☐ Supplies—such as boxes, packaging, printer paper, ink, pens, post-its, planner, etc.
☐ Other expenses—these could include PayPal/bank/ATM fees, courses, workshops, client gifts, etc.
☐ Home Office Expenses:
*You can only deduct these if you use part of your home solely for business, such as an office, desk, or studio. Common areas like your kitchen, bathroom, hallways, etc. do not count.
- Square footage of the whole home
- Square footage of the business only area of the home
- Percentage of time you conduct business inside vs. out of the home
- Expenses relevant to the whole home—mortgage interest, property taxes, condo insurance, utilities, etc.
☐ If you have a SEP IRA set up for your business, it’ll let you know the maximum amount you can contribute to the account (this refers to everything due to be deposited by 4/15/18). The more you contribute, the more your taxes will go down (by roughly 15%).
And here’s what you’ll need for the PERSONAL section:
☐ Any 1099-INT’s you’ve received—these come from banks, brokerages, etc.
☐ Any 1099-DIV’s you’ve received—these come from investments, retirement accounts, etc.
*Banks may mail or email these to you, or post them on your account under “Documents”, Tax Documents”, “E-Documents”, etc.
☐ Any additional (personal, not under your business) 1099-MISCs you’ve received for miscellaneous freelance/subcontractor work. (These will be associated with your personal SSN, not your business EIN.)
☐ 1099-K—if you’ve received one for third-party network transactions
☐ 1099-G—if you’ve received unemployment or local income tax refunds, etc.
☐ Property tax information
*If you entered this info under the “Home Office” section, it’ll carry over the info and give you the proper deduction for the non-business portion of your home.
☐ Any charitable donations
*You’ll need the name of the 501(c)(3) organization and dollar value of the donation.
☐ Any 1098-E or 1098-Ts—if you’ve paid any money towards tuition, student loans, etc.
☐ Any medical expenses
☐ Estimated Taxes—Each quarter, you should’ve been filing a Form 1040-ES and submitting your estimated taxes. To do this, just take last year’s federal tax due and divide by 4, then pay these equal amounts by the quarterly due dates throughout the year. You can file online at sites like pay1040.com, etc.
*Enter the quantities you paid and the dates submitted. (Don’t include any online credit card fees you might have paid for filing/submitting.
☐ Retirement/Investments—such as a ROTH-IRA. (If you’re financially able to, you should consider contributing the $5500 maximum—it isn’t taxed when you take out the funds when you retire!) (The last date you can contribute for 2017 is 4/15/18.)

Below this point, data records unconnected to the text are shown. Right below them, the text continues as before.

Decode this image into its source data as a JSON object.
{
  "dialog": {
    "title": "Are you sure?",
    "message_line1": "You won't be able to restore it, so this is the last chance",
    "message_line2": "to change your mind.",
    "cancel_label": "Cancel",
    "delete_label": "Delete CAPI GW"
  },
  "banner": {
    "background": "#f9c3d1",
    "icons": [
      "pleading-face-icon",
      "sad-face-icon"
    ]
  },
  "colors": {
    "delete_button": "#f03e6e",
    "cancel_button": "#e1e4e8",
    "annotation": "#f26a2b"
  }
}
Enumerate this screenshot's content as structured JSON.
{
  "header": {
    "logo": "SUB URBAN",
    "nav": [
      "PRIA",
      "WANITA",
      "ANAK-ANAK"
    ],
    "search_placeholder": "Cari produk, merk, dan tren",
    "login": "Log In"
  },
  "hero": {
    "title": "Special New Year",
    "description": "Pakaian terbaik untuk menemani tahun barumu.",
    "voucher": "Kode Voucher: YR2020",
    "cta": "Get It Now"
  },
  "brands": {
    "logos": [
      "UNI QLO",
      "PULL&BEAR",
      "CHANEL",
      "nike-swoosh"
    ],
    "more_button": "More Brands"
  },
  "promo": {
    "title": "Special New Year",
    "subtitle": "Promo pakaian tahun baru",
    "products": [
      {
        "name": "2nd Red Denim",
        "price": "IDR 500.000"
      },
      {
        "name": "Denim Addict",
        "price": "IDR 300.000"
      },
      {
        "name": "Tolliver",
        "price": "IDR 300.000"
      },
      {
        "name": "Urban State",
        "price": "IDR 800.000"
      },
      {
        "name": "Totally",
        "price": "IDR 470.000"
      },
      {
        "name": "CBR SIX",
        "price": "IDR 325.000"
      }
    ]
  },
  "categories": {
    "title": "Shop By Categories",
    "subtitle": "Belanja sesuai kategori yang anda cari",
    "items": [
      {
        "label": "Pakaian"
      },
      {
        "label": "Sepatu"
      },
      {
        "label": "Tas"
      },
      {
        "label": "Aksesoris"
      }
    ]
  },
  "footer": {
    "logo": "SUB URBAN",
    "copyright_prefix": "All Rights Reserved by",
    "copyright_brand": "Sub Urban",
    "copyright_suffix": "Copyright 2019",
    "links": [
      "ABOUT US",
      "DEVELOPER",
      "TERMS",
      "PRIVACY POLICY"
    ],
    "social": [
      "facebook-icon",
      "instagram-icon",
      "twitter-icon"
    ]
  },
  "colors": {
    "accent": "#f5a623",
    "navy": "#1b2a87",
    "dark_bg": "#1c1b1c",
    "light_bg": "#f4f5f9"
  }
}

☐ Any moving expenses, accountant fees (or the price of the TurboTax software!), etc.
That’s it! Not so hard, right?
Now, just e-file the tax return Form 1040 through TurboTax. You can pay any federal tax due via a site like pay1040.com. (There’s a 1.87% fee, but if you have a 2% cash back credit card, it’s worth it!) For any local/state taxes owed, you can mail in the voucher or pay online on the state website.